▸ **Your instructions**
Your response should be every line from the entries that includes the string "AliTaqi".

**********

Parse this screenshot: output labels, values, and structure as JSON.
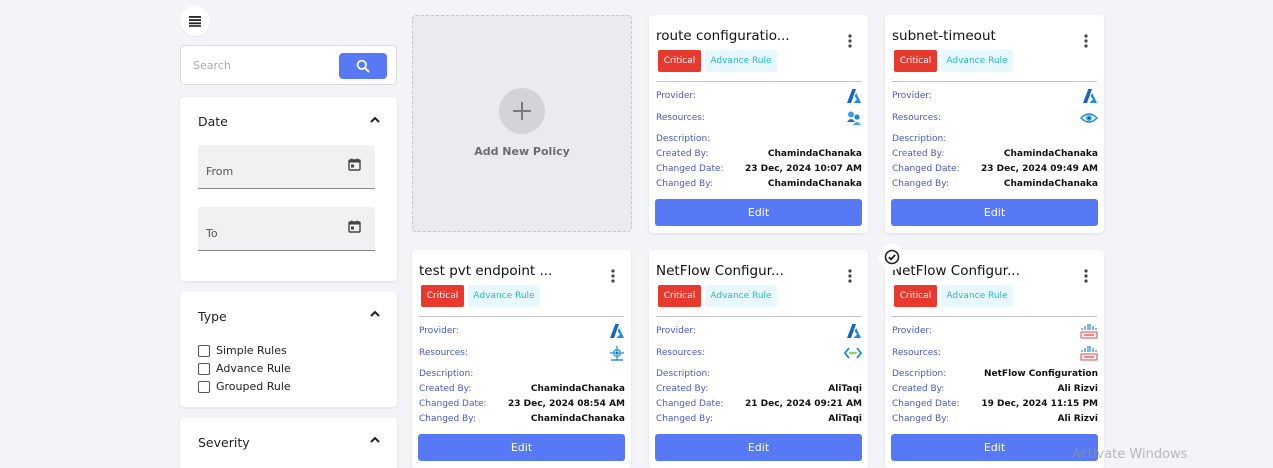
{
  "search": {
    "placeholder": "Search"
  },
  "filters": {
    "date": {
      "title": "Date",
      "from_label": "From",
      "to_label": "To"
    },
    "type": {
      "title": "Type",
      "options": [
        "Simple Rules",
        "Advance Rule",
        "Grouped Rule"
      ]
    },
    "severity": {
      "title": "Severity"
    }
  },
  "add_policy": {
    "label": "Add New Policy"
  },
  "labels": {
    "provider": "Provider:",
    "resources": "Resources:",
    "description": "Description:",
    "created_by": "Created By:",
    "changed_date": "Changed Date:",
    "changed_by": "Changed By:",
    "edit": "Edit"
  },
  "cards": [
    {
      "title": "route configuratio...",
      "severity": "Critical",
      "rule_type": "Advance Rule",
      "provider_icon": "azure-icon",
      "resource_icon": "azure-users-icon",
      "description": "",
      "created_by": "ChamindaChanaka",
      "changed_date": "23 Dec, 2024 10:07 AM",
      "changed_by": "ChamindaChanaka"
    },
    {
      "title": "subnet-timeout",
      "severity": "Critical",
      "rule_type": "Advance Rule",
      "provider_icon": "azure-icon",
      "resource_icon": "azure-network-watcher-icon",
      "description": "",
      "created_by": "ChamindaChanaka",
      "changed_date": "23 Dec, 2024 09:49 AM",
      "changed_by": "ChamindaChanaka"
    },
    {
      "title": "test pvt endpoint ...",
      "severity": "Critical",
      "rule_type": "Advance Rule",
      "provider_icon": "azure-icon",
      "resource_icon": "azure-private-endpoint-icon",
      "description": "",
      "created_by": "ChamindaChanaka",
      "changed_date": "23 Dec, 2024 08:54 AM",
      "changed_by": "ChamindaChanaka"
    },
    {
      "title": "NetFlow Configur...",
      "severity": "Critical",
      "rule_type": "Advance Rule",
      "provider_icon": "azure-icon",
      "resource_icon": "azure-vnet-icon",
      "description": "",
      "created_by": "AliTaqi",
      "changed_date": "21 Dec, 2024 09:21 AM",
      "changed_by": "AliTaqi"
    },
    {
      "title": "NetFlow Configur...",
      "severity": "Critical",
      "rule_type": "Advance Rule",
      "provider_icon": "cisco-icon",
      "resource_icon": "cisco-device-icon",
      "description": "NetFlow Configuration",
      "created_by": "Ali Rizvi",
      "changed_date": "19 Dec, 2024 11:15 PM",
      "changed_by": "Ali Rizvi"
    }
  ],
  "colors": {
    "primary": "#5879f6",
    "critical": "#e8392f",
    "advance_rule_bg": "#e6f8fb",
    "advance_rule_text": "#2bb8cf",
    "field_label": "#4a57d6"
  },
  "watermark": "Activate Windows"
}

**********

▸ **Reply to the task**
      "created_by": "AliTaqi",
      "changed_by": "AliTaqi"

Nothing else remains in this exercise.